The IETM, which also has commercial applications, recently earned high praise from the American Helicopter Society. Boeing was awarded a meritorious achievement award for fielding the world's first Class IV IETM to incorporate "100 percent of the on- and at-aircraft maintenance requirements for a major weapon system."
The information in the IETM provides rapid access on one CD-ROM to 105 maintenance operational checks, 2,500 fault isolation procedures, 10,000 maintenance tasks, 110,000 spare parts, 10,000 illustrations/schematics and all of the applicable descriptive information.
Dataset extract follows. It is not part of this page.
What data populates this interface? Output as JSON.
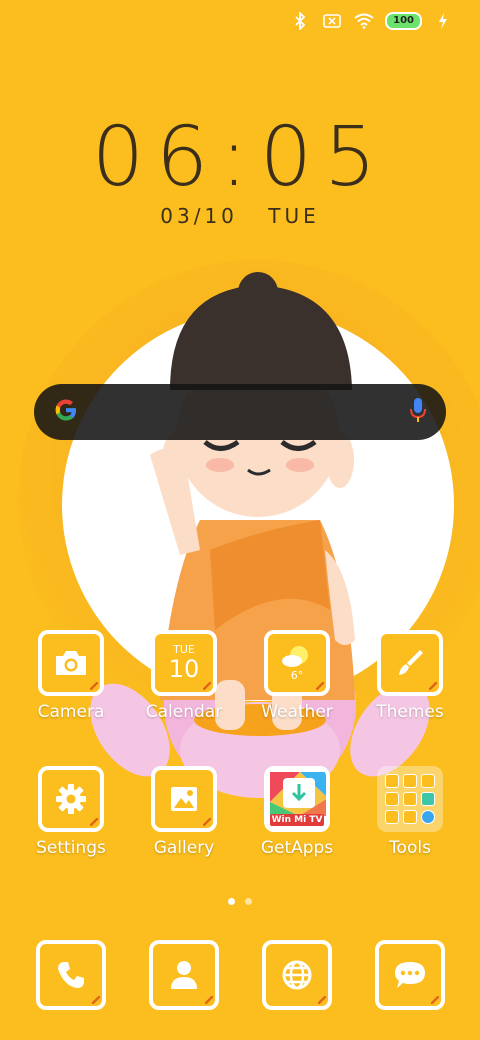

"Maintainers no longer need to carry bulky manuals into the field or work from memory or tribal knowledge," said Robert Worsham, new programs manager for instructional systems and technical publications at Boeing in St. Louis. "Everything is neatly packaged into the IETM and, unlike earlier electronic technical manuals for other aircraft or equipment, the Apache Longbow IETM is fully interactive." Worsham said the IETM's benefits would be evident quickly.
"Once they see and use the IETM, maintainers will want to use it full time," he said. "And maintenance will be performed correctly the first time, increasing the availability of the equipment to do its assigned mission, while decreasing operation and support costs."
Boeing began work on the Apache Longbow in 1994, when the U.S. Army established a requirement for Boeing to provide a Class IV-rated IETM for the Apache Longbow.
Boeing engineers studied the requirements, and, in the process, learned that another IETM was being developed for the F/A-18 Hornet. A collaboration by Boeing teammates in Mesa and St. Louis led to development of both IETMs.
In April 1998, the preliminary copy of the IETM was delivered to Ft. Hood, and the production IETM was approved by the customer and delivered on compact discs in July. The F/A-18E/F Super Hornet IETM will be delivered later this year by the St. Louis team, with the F/A-18C/D Hornet IETM in 2001.